How do we select titles for the book lists at Social Justice Books? How do writers assess the books they are reviewing?
There is no one single article nor checklist that any of us can rely on. The Guide for Selecting Anti-Bias Children’s Books is a good start. However, there are many more articles about bias in children’s literature to read and discuss. Most importantly, reviewing children’s literature should be done in consultation with or by people with expertise on the respective theme or topic of the book.
That is why the reviews featured on this site come from the See What We See coalition. Not only do we look for stories of collective action in children’s books, we believe the process of selecting and reviewing children’s books needs to be a collective process.
The book lists are generated at Teaching for Change, in consultation with many of the same See What We See collaborators.
Here are examples of guiding questions we share with students who are examining books (text and illustrations) in their home or school libraries. We use these same questions (and many more) when developing the book lists and selecting book reviews for this website.
- How many books by or about people of color and Native Americans do you see?
- Does this reflect the diversity that you see in your school, community, and/or the world?
- Are people of color engaged in a range of activities and in contemporary settings? (Or just in historic injustices?)
- If the books are about a famous person, is it someone you have not heard of or one of the same few people already on your bookshelf?
- Is change made by an individual hero or a group effort?
- Are there examples of “ordinary” people organizing and challenging injustice?
- Are the root causes of inequities included or just the symptoms?
- Are the books affirming, honest, age-appropriate, and read-me-again interesting?
- What is the relationship of the author to the people and theme of the book?
As noted above, we use these and many more questions. In the reviews section, we use the broad categories for rating books of recommended, recommended with caution, and not recommended. Recommended and not recommended are self-explanatory. For recommended with caution, the reviews include an explanation of the reservations or concerns about the book.
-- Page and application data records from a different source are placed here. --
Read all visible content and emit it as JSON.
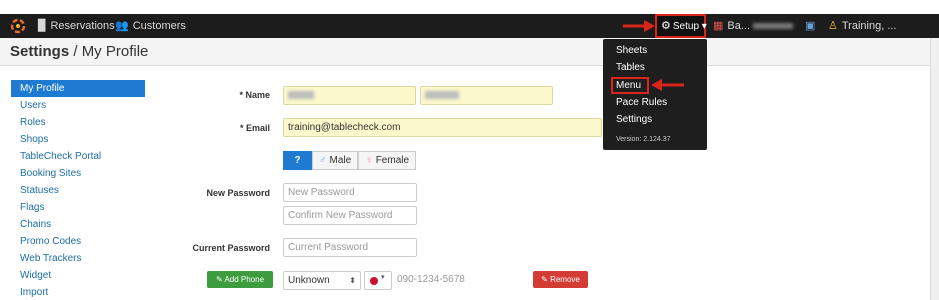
{
  "topbar": {
    "reservations": "Reservations",
    "customers": "Customers",
    "setup": "Setup",
    "shop": "Ba...",
    "user": "Training, ..."
  },
  "header": {
    "title_bold": "Settings",
    "title_rest": " / My Profile"
  },
  "sidebar": {
    "items": [
      {
        "label": "My Profile",
        "active": true
      },
      {
        "label": "Users"
      },
      {
        "label": "Roles"
      },
      {
        "label": "Shops"
      },
      {
        "label": "TableCheck Portal"
      },
      {
        "label": "Booking Sites"
      },
      {
        "label": "Statuses"
      },
      {
        "label": "Flags"
      },
      {
        "label": "Chains"
      },
      {
        "label": "Promo Codes"
      },
      {
        "label": "Web Trackers"
      },
      {
        "label": "Widget"
      },
      {
        "label": "Import"
      }
    ]
  },
  "form": {
    "name_label": "Name",
    "email_label": "Email",
    "email_value": "training@tablecheck.com",
    "gender_unknown": "?",
    "gender_male": "Male",
    "gender_female": "Female",
    "new_password_label": "New Password",
    "new_password_placeholder": "New Password",
    "confirm_password_placeholder": "Confirm New Password",
    "current_password_label": "Current Password",
    "current_password_placeholder": "Current Password",
    "add_phone": "Add Phone",
    "phone_type": "Unknown",
    "phone_placeholder": "090-1234-5678",
    "remove": "Remove"
  },
  "setup_menu": {
    "items": [
      "Sheets",
      "Tables",
      "Menu",
      "Pace Rules",
      "Settings"
    ],
    "version": "Version: 2.124.37"
  },
  "colors": {
    "accent": "#1f7ad1",
    "highlight": "#d9261c",
    "add": "#3d9c3d",
    "remove": "#d33b35"
  }
}
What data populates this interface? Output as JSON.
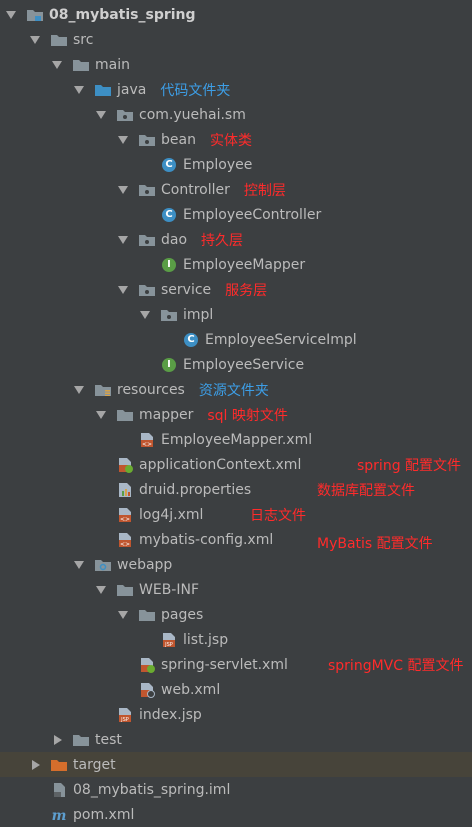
{
  "tree": {
    "project": "08_mybatis_spring",
    "src": "src",
    "main": "main",
    "java": "java",
    "java_note": "代码文件夹",
    "package": "com.yuehai.sm",
    "bean": "bean",
    "bean_note": "实体类",
    "employee": "Employee",
    "controller": "Controller",
    "controller_note": "控制层",
    "employee_controller": "EmployeeController",
    "dao": "dao",
    "dao_note": "持久层",
    "employee_mapper": "EmployeeMapper",
    "service": "service",
    "service_note": "服务层",
    "impl": "impl",
    "employee_service_impl": "EmployeeServiceImpl",
    "employee_service": "EmployeeService",
    "resources": "resources",
    "resources_note": "资源文件夹",
    "mapper": "mapper",
    "mapper_note": "sql 映射文件",
    "employee_mapper_xml": "EmployeeMapper.xml",
    "app_context": "applicationContext.xml",
    "app_context_note": "spring 配置文件",
    "druid": "druid.properties",
    "druid_note": "数据库配置文件",
    "log4j": "log4j.xml",
    "log4j_note": "日志文件",
    "mybatis_config": "mybatis-config.xml",
    "mybatis_config_note": "MyBatis 配置文件",
    "webapp": "webapp",
    "web_inf": "WEB-INF",
    "pages": "pages",
    "list_jsp": "list.jsp",
    "spring_servlet": "spring-servlet.xml",
    "spring_servlet_note": "springMVC 配置文件",
    "web_xml": "web.xml",
    "index_jsp": "index.jsp",
    "test": "test",
    "target": "target",
    "iml": "08_mybatis_spring.iml",
    "pom": "pom.xml"
  },
  "colors": {
    "background": "#3c3f41",
    "text": "#bbbbbb",
    "note_blue": "#3d9ee6",
    "note_red": "#ff2b2b",
    "class_icon": "#3d8fc4",
    "interface_icon": "#5a9d46",
    "target_folder": "#d56e2c"
  }
}
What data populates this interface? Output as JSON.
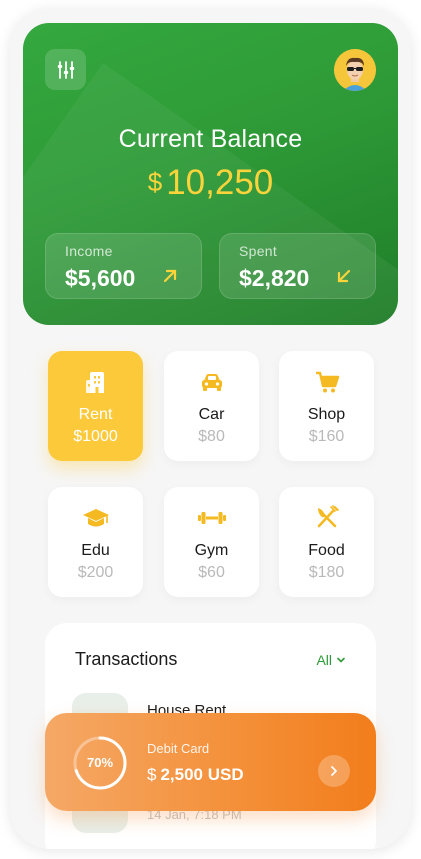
{
  "header": {
    "balance_title": "Current Balance",
    "currency_symbol": "$",
    "balance_amount": "10,250"
  },
  "stats": [
    {
      "label": "Income",
      "value": "$5,600",
      "direction": "up"
    },
    {
      "label": "Spent",
      "value": "$2,820",
      "direction": "down"
    }
  ],
  "categories": [
    {
      "name": "Rent",
      "price": "$1000",
      "icon": "building-icon",
      "active": true
    },
    {
      "name": "Car",
      "price": "$80",
      "icon": "car-icon",
      "active": false
    },
    {
      "name": "Shop",
      "price": "$160",
      "icon": "cart-icon",
      "active": false
    },
    {
      "name": "Edu",
      "price": "$200",
      "icon": "graduation-cap-icon",
      "active": false
    },
    {
      "name": "Gym",
      "price": "$60",
      "icon": "dumbbell-icon",
      "active": false
    },
    {
      "name": "Food",
      "price": "$180",
      "icon": "fork-knife-icon",
      "active": false
    }
  ],
  "transactions": {
    "title": "Transactions",
    "filter_label": "All",
    "items": [
      {
        "name": "House Rent",
        "date": "14 Jan, 7:18 PM"
      }
    ]
  },
  "debit_card": {
    "percent": "70%",
    "progress": 0.7,
    "label": "Debit Card",
    "currency_symbol": "$",
    "amount": "2,500 USD"
  },
  "colors": {
    "primary_green": "#2e9a37",
    "accent_yellow": "#fbc93a",
    "balance_yellow": "#fbd33b",
    "accent_orange": "#f4913b"
  }
}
In some cases, these titles are included because there is a scarcity of books on the respective topic. Often suggestions are made about ways to share the book with young readers while also addressing the concerns. Occasionally, among our collaborators, there are differing opinions about a title. Once we secure the resources to expand the reviews database, we will include links to omultiple reviews and the option to add comments.
Sources for Book Reviews
Many of the reviews on this site come from or are informed by the following blogs and websites on multicultural and social justice children’s books.
Africa Access Review. An online database with over 1,000 annotations and reviews of children’s books on Africa and the annual Children’s Africana Book Award.
American Indians in Children’s Literature (AICL). Established in 2006, AICL provides critical perspectives and analysis of indigenous peoples in children’s and young adult books, the school curriculum, popular culture, and society.
Anti-Bias Education or Young Children and Ourselves. Articles on anti-bias education and early childhood booklists on personal and social identity.
Américas Award. The Consortium of Latin American Studies Programs (CLASP) offers up to two annual book awards, together with a commended list of titles on Latin America, the Caribbean, or Latinos in the U.S.
The Brown Bookshelf features the best picture books, middle grade, and young adult novels written and illustrated by African-Americans.
Cooperative Children’s Book Center (CCBC). Established in 1963 at the School of Education at the University of Wisconsin-Madison, the CCBC is committed to identifying and promoting excellent literature for children and adolescents. The CCBC also compiles annual statistics on the number of books published annually by and about people of color and Native Americans.
Crazy Quilt Edi promotes literacy for teens of color. Read librarian Edith Campbell’s annual booklist for reviews of books about teens of color.
The Dark Fantastic blogs about race and the imagination in children’s and YA books.
De Colores reviews and critiques children’s and young adult books about Raza peoples throughout the Diaspora.
Disability in Kidlit is dedicated to discussing the portrayal of disability in middle grade and young adult literature.
Latin@s in Kid Lit features articles about Latin@s in children’s books, including reviews and booklists.
The Lee and Low Books blog explores race, diversity, education, and children’s books.
The Pirate Tree is a collective of children’s and young adult writers interested in children’s literature and social justice issues.
Reading While White is a blog by white librarians organizing to confront racism in the field of children’s and young adult literature, allies in the ongoing struggle for authenticity and visibility in books.
Rethinking Schools publishes a quarterly magazine with reviews of children’s books and publishes books on social justice teaching.
Teaching for Change reviews books on a range of topics for projects including TeachingCentralAmerica, Putting the Movement Back Into Civil Rights Teaching, the Zinn Education Project, and Roving Readers.
We Need Diverse Books advocates essential changes in the publishing industry to produce and promote literature that reflects and honors the lives of all young people.
Zetta Elliott blogs about multicultural children’s books and education and promotes the Birthday Party Pledge.